─── DATA RECORDS

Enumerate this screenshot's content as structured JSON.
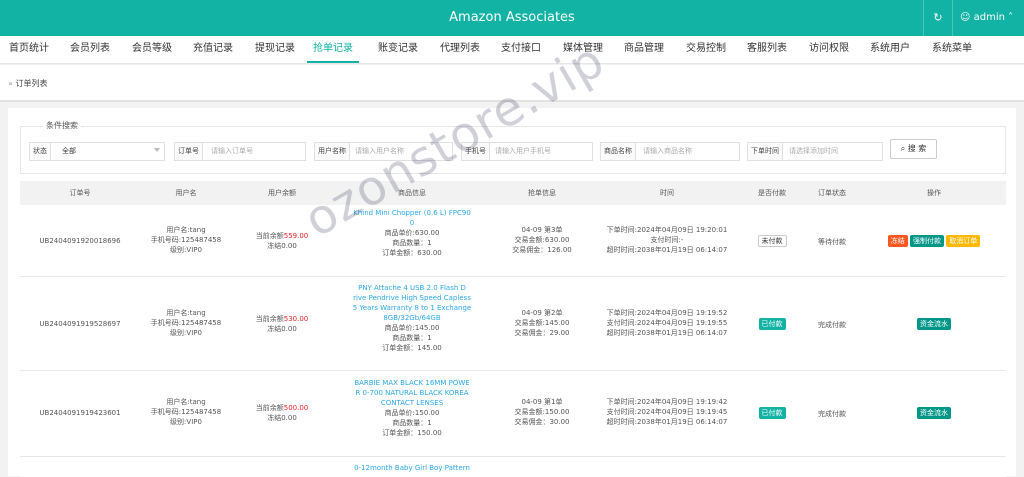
{
  "app": {
    "title": "Amazon Associates",
    "refresh_icon": "refresh-icon",
    "user_icon": "user-icon",
    "username": "admin"
  },
  "menu": [
    {
      "label": "首页统计"
    },
    {
      "label": "会员列表"
    },
    {
      "label": "会员等级"
    },
    {
      "label": "充值记录"
    },
    {
      "label": "提现记录"
    },
    {
      "label": "抢单记录",
      "active": true
    },
    {
      "label": "账变记录"
    },
    {
      "label": "代理列表"
    },
    {
      "label": "支付接口"
    },
    {
      "label": "媒体管理"
    },
    {
      "label": "商品管理"
    },
    {
      "label": "交易控制"
    },
    {
      "label": "客服列表"
    },
    {
      "label": "访问权限"
    },
    {
      "label": "系统用户"
    },
    {
      "label": "系统菜单"
    }
  ],
  "breadcrumb": {
    "prefix": "»",
    "label": "订单列表"
  },
  "search": {
    "legend": "条件搜索",
    "status_label": "状态",
    "status_value": "全部",
    "order_label": "订单号",
    "order_placeholder": "请输入订单号",
    "username_label": "用户名称",
    "username_placeholder": "请输入用户名称",
    "phone_label": "手机号",
    "phone_placeholder": "请输入用户手机号",
    "product_label": "商品名称",
    "product_placeholder": "请输入商品名称",
    "time_label": "下单时间",
    "time_placeholder": "请选择添加时间",
    "button_label": "搜 索",
    "button_icon": "search-icon"
  },
  "table": {
    "headers": [
      "订单号",
      "用户名",
      "用户余额",
      "商品信息",
      "抢单信息",
      "时间",
      "是否付款",
      "订单状态",
      "操作"
    ],
    "rows": [
      {
        "order_no": "UB2404091920018696",
        "user": [
          "用户名:tang",
          "手机号码:125487458",
          "级别:VIP0"
        ],
        "balance_label": "当前余额",
        "balance_value": "559.00",
        "frozen": "冻结0.00",
        "product_name": [
          "Khind Mini Chopper (0.6 L) FPC90",
          "0"
        ],
        "product_info": [
          "商品单价:630.00",
          "商品数量：1",
          "订单金额：630.00"
        ],
        "grab": [
          "04-09 第3单",
          "交易金额:630.00",
          "交易佣金：126.00"
        ],
        "times": [
          "下单时间:2024年04月09日 19:20:01",
          "支付时间:-",
          "超时时间:2038年01月19日 06:14:07"
        ],
        "pay_status": "未付款",
        "order_status": "等待付款",
        "actions": [
          "冻结",
          "强制付款",
          "取消订单"
        ]
      },
      {
        "order_no": "UB2404091919528697",
        "user": [
          "用户名:tang",
          "手机号码:125487458",
          "级别:VIP0"
        ],
        "balance_label": "当前余额",
        "balance_value": "530.00",
        "frozen": "冻结0.00",
        "product_name": [
          "PNY Attache 4 USB 2.0 Flash D",
          "rive Pendrive High Speed Capless",
          "5 Years Warranty 8 to 1 Exchange",
          "8GB/32Gb/64GB"
        ],
        "product_info": [
          "商品单价:145.00",
          "商品数量：1",
          "订单金额：145.00"
        ],
        "grab": [
          "04-09 第2单",
          "交易金额:145.00",
          "交易佣金：29.00"
        ],
        "times": [
          "下单时间:2024年04月09日 19:19:52",
          "支付时间:2024年04月09日 19:19:55",
          "超时时间:2038年01月19日 06:14:07"
        ],
        "pay_status": "已付款",
        "order_status": "完成付款",
        "actions": [
          "资金流水"
        ]
      },
      {
        "order_no": "UB2404091919423601",
        "user": [
          "用户名:tang",
          "手机号码:125487458",
          "级别:VIP0"
        ],
        "balance_label": "当前余额",
        "balance_value": "500.00",
        "frozen": "冻结0.00",
        "product_name": [
          "BARBIE MAX BLACK 16MM POWE",
          "R 0-700 NATURAL BLACK KOREA",
          "CONTACT LENSES"
        ],
        "product_info": [
          "商品单价:150.00",
          "商品数量：1",
          "订单金额：150.00"
        ],
        "grab": [
          "04-09 第1单",
          "交易金额:150.00",
          "交易佣金：30.00"
        ],
        "times": [
          "下单时间:2024年04月09日 19:19:42",
          "支付时间:2024年04月09日 19:19:45",
          "超时时间:2038年01月19日 06:14:07"
        ],
        "pay_status": "已付款",
        "order_status": "完成付款",
        "actions": [
          "资金流水"
        ]
      },
      {
        "product_name": [
          "0-12month Baby Girl Boy Pattern"
        ]
      }
    ]
  },
  "watermark": "ozonstore.vip",
  "colors": {
    "brand": "#12b2a4",
    "link": "#2aa7e8",
    "danger": "#ff5722",
    "warn": "#ffb800",
    "ok": "#009688"
  }
}
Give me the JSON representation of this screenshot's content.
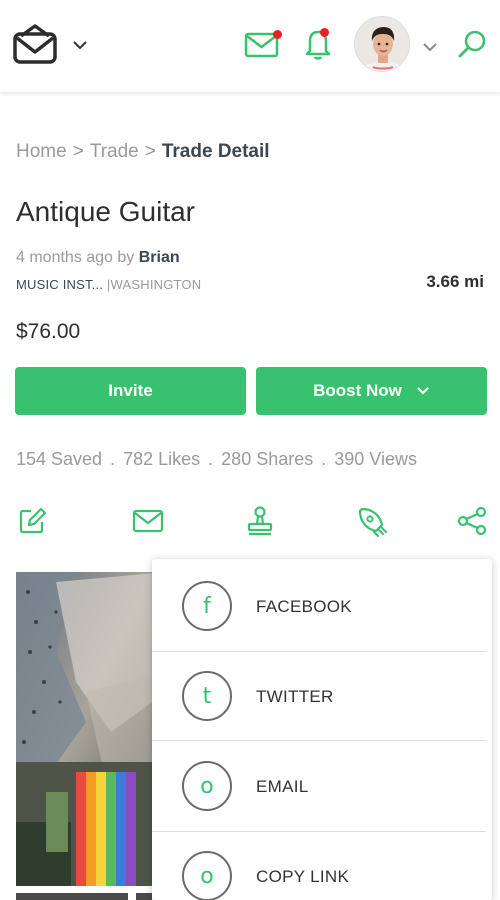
{
  "header": {
    "logo_icon": "shopping-bag-icon",
    "messages_icon": "envelope-icon",
    "notifications_icon": "bell-icon",
    "search_icon": "search-icon",
    "accent_color": "#38c16e",
    "badge_color": "#e52222"
  },
  "breadcrumb": {
    "home": "Home",
    "trade": "Trade",
    "separator": ">",
    "current": "Trade Detail"
  },
  "listing": {
    "title": "Antique Guitar",
    "posted_prefix": "4 months ago by",
    "author": "Brian",
    "category": "MUSIC INST...",
    "location_sep": "|",
    "location": "WASHINGTON",
    "distance": "3.66 mi",
    "price": "$76.00"
  },
  "buttons": {
    "invite": "Invite",
    "boost": "Boost Now"
  },
  "stats": {
    "saved": "154 Saved",
    "likes": "782 Likes",
    "shares": "280 Shares",
    "views": "390 Views",
    "separator": "."
  },
  "actions": [
    "edit-icon",
    "envelope-icon",
    "stamp-icon",
    "rocket-icon",
    "share-icon"
  ],
  "share_menu": {
    "items": [
      {
        "label": "FACEBOOK",
        "glyph": "f"
      },
      {
        "label": "TWITTER",
        "glyph": "t"
      },
      {
        "label": "EMAIL",
        "glyph": "o"
      },
      {
        "label": "COPY LINK",
        "glyph": "o"
      }
    ]
  }
}
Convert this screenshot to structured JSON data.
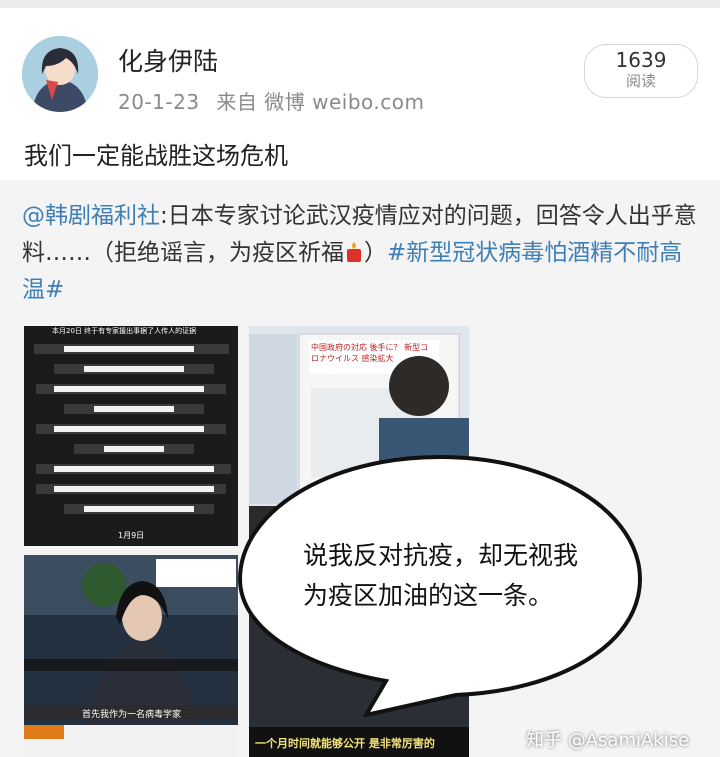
{
  "post": {
    "username": "化身伊陆",
    "date": "20-1-23",
    "source": "来自 微博 weibo.com",
    "read_count": "1639",
    "read_label": "阅读",
    "text": "我们一定能战胜这场危机"
  },
  "repost": {
    "mention": "@韩剧福利社",
    "body": ":日本专家讨论武汉疫情应对的问题，回答令人出乎意料……（拒绝谣言，为疫区祈福",
    "body_end": "）",
    "hashtag": "#新型冠状病毒怕酒精不耐高温#"
  },
  "images": {
    "image1_caption": "本月20日 终于有专家援出事据了人传人的证据",
    "image1_date": "1月9日",
    "image2_caption": "中国政府の対応 後手に？ 新型コロナウイルス 感染拡大",
    "image3_caption": "首先我作为一名病毒学家",
    "image4_caption": "一个月时间就能够公开 是非常厉害的"
  },
  "bubble": {
    "text": "说我反对抗疫，却无视我为疫区加油的这一条。"
  },
  "watermark": "知乎 @AsamiAkise"
}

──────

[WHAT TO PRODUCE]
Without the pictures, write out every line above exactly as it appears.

[REPLY TO THE TASK]
Enumerate this screenshot's content as structured JSON.
{
  "app": {
    "title": "Amazon Associates",
    "refresh_icon": "refresh-icon",
    "user_icon": "user-icon",
    "username": "admin"
  },
  "menu": [
    {
      "label": "首页统计"
    },
    {
      "label": "会员列表"
    },
    {
      "label": "会员等级"
    },
    {
      "label": "充值记录"
    },
    {
      "label": "提现记录"
    },
    {
      "label": "抢单记录",
      "active": true
    },
    {
      "label": "账变记录"
    },
    {
      "label": "代理列表"
    },
    {
      "label": "支付接口"
    },
    {
      "label": "媒体管理"
    },
    {
      "label": "商品管理"
    },
    {
      "label": "交易控制"
    },
    {
      "label": "客服列表"
    },
    {
      "label": "访问权限"
    },
    {
      "label": "系统用户"
    },
    {
      "label": "系统菜单"
    }
  ],
  "breadcrumb": {
    "prefix": "»",
    "label": "订单列表"
  },
  "search": {
    "legend": "条件搜索",
    "status_label": "状态",
    "status_value": "全部",
    "order_label": "订单号",
    "order_placeholder": "请输入订单号",
    "username_label": "用户名称",
    "username_placeholder": "请输入用户名称",
    "phone_label": "手机号",
    "phone_placeholder": "请输入用户手机号",
    "product_label": "商品名称",
    "product_placeholder": "请输入商品名称",
    "time_label": "下单时间",
    "time_placeholder": "请选择添加时间",
    "button_label": "搜 索",
    "button_icon": "search-icon"
  },
  "table": {
    "headers": [
      "订单号",
      "用户名",
      "用户余额",
      "商品信息",
      "抢单信息",
      "时间",
      "是否付款",
      "订单状态",
      "操作"
    ],
    "rows": [
      {
        "order_no": "UB2404091920018696",
        "user": [
          "用户名:tang",
          "手机号码:125487458",
          "级别:VIP0"
        ],
        "balance_label": "当前余额",
        "balance_value": "559.00",
        "frozen": "冻结0.00",
        "product_name": [
          "Khind Mini Chopper (0.6 L) FPC90",
          "0"
        ],
        "product_info": [
          "商品单价:630.00",
          "商品数量：1",
          "订单金额：630.00"
        ],
        "grab": [
          "04-09 第3单",
          "交易金额:630.00",
          "交易佣金：126.00"
        ],
        "times": [
          "下单时间:2024年04月09日 19:20:01",
          "支付时间:-",
          "超时时间:2038年01月19日 06:14:07"
        ],
        "pay_status": "未付款",
        "order_status": "等待付款",
        "actions": [
          "冻结",
          "强制付款",
          "取消订单"
        ]
      },
      {
        "order_no": "UB2404091919528697",
        "user": [
          "用户名:tang",
          "手机号码:125487458",
          "级别:VIP0"
        ],
        "balance_label": "当前余额",
        "balance_value": "530.00",
        "frozen": "冻结0.00",
        "product_name": [
          "PNY Attache 4 USB 2.0 Flash D",
          "rive Pendrive High Speed Capless",
          "5 Years Warranty 8 to 1 Exchange",
          "8GB/32Gb/64GB"
        ],
        "product_info": [
          "商品单价:145.00",
          "商品数量：1",
          "订单金额：145.00"
        ],
        "grab": [
          "04-09 第2单",
          "交易金额:145.00",
          "交易佣金：29.00"
        ],
        "times": [
          "下单时间:2024年04月09日 19:19:52",
          "支付时间:2024年04月09日 19:19:55",
          "超时时间:2038年01月19日 06:14:07"
        ],
        "pay_status": "已付款",
        "order_status": "完成付款",
        "actions": [
          "资金流水"
        ]
      },
      {
        "order_no": "UB2404091919423601",
        "user": [
          "用户名:tang",
          "手机号码:125487458",
          "级别:VIP0"
        ],
        "balance_label": "当前余额",
        "balance_value": "500.00",
        "frozen": "冻结0.00",
        "product_name": [
          "BARBIE MAX BLACK 16MM POWE",
          "R 0-700 NATURAL BLACK KOREA",
          "CONTACT LENSES"
        ],
        "product_info": [
          "商品单价:150.00",
          "商品数量：1",
          "订单金额：150.00"
        ],
        "grab": [
          "04-09 第1单",
          "交易金额:150.00",
          "交易佣金：30.00"
        ],
        "times": [
          "下单时间:2024年04月09日 19:19:42",
          "支付时间:2024年04月09日 19:19:45",
          "超时时间:2038年01月19日 06:14:07"
        ],
        "pay_status": "已付款",
        "order_status": "完成付款",
        "actions": [
          "资金流水"
        ]
      },
      {
        "product_name": [
          "0-12month Baby Girl Boy Pattern"
        ]
      }
    ]
  },
  "watermark": "ozonstore.vip",
  "colors": {
    "brand": "#12b2a4",
    "link": "#2aa7e8",
    "danger": "#ff5722",
    "warn": "#ffb800",
    "ok": "#009688"
  }
}
Give me the JSON representation of this screenshot's content.
{
  "header": {
    "logo_icon": "shopping-bag-icon",
    "messages_icon": "envelope-icon",
    "notifications_icon": "bell-icon",
    "search_icon": "search-icon",
    "accent_color": "#38c16e",
    "badge_color": "#e52222"
  },
  "breadcrumb": {
    "home": "Home",
    "trade": "Trade",
    "separator": ">",
    "current": "Trade Detail"
  },
  "listing": {
    "title": "Antique Guitar",
    "posted_prefix": "4 months ago by",
    "author": "Brian",
    "category": "MUSIC INST...",
    "location_sep": "|",
    "location": "WASHINGTON",
    "distance": "3.66 mi",
    "price": "$76.00"
  },
  "buttons": {
    "invite": "Invite",
    "boost": "Boost Now"
  },
  "stats": {
    "saved": "154 Saved",
    "likes": "782 Likes",
    "shares": "280 Shares",
    "views": "390 Views",
    "separator": "."
  },
  "actions": [
    "edit-icon",
    "envelope-icon",
    "stamp-icon",
    "rocket-icon",
    "share-icon"
  ],
  "share_menu": {
    "items": [
      {
        "label": "FACEBOOK",
        "glyph": "f"
      },
      {
        "label": "TWITTER",
        "glyph": "t"
      },
      {
        "label": "EMAIL",
        "glyph": "o"
      },
      {
        "label": "COPY LINK",
        "glyph": "o"
      }
    ]
  }
}
Convert this screenshot to structured JSON data.
{
  "post": {
    "username": "化身伊陆",
    "date": "20-1-23",
    "source": "来自 微博 weibo.com",
    "read_count": "1639",
    "read_label": "阅读",
    "text": "我们一定能战胜这场危机"
  },
  "repost": {
    "mention": "@韩剧福利社",
    "body": ":日本专家讨论武汉疫情应对的问题，回答令人出乎意料……（拒绝谣言，为疫区祈福",
    "body_end": "）",
    "hashtag": "#新型冠状病毒怕酒精不耐高温#"
  },
  "images": {
    "image1_caption": "本月20日 终于有专家援出事据了人传人的证据",
    "image1_date": "1月9日",
    "image2_caption": "中国政府の対応 後手に？ 新型コロナウイルス 感染拡大",
    "image3_caption": "首先我作为一名病毒学家",
    "image4_caption": "一个月时间就能够公开 是非常厉害的"
  },
  "bubble": {
    "text": "说我反对抗疫，却无视我为疫区加油的这一条。"
  },
  "watermark": "知乎 @AsamiAkise"
}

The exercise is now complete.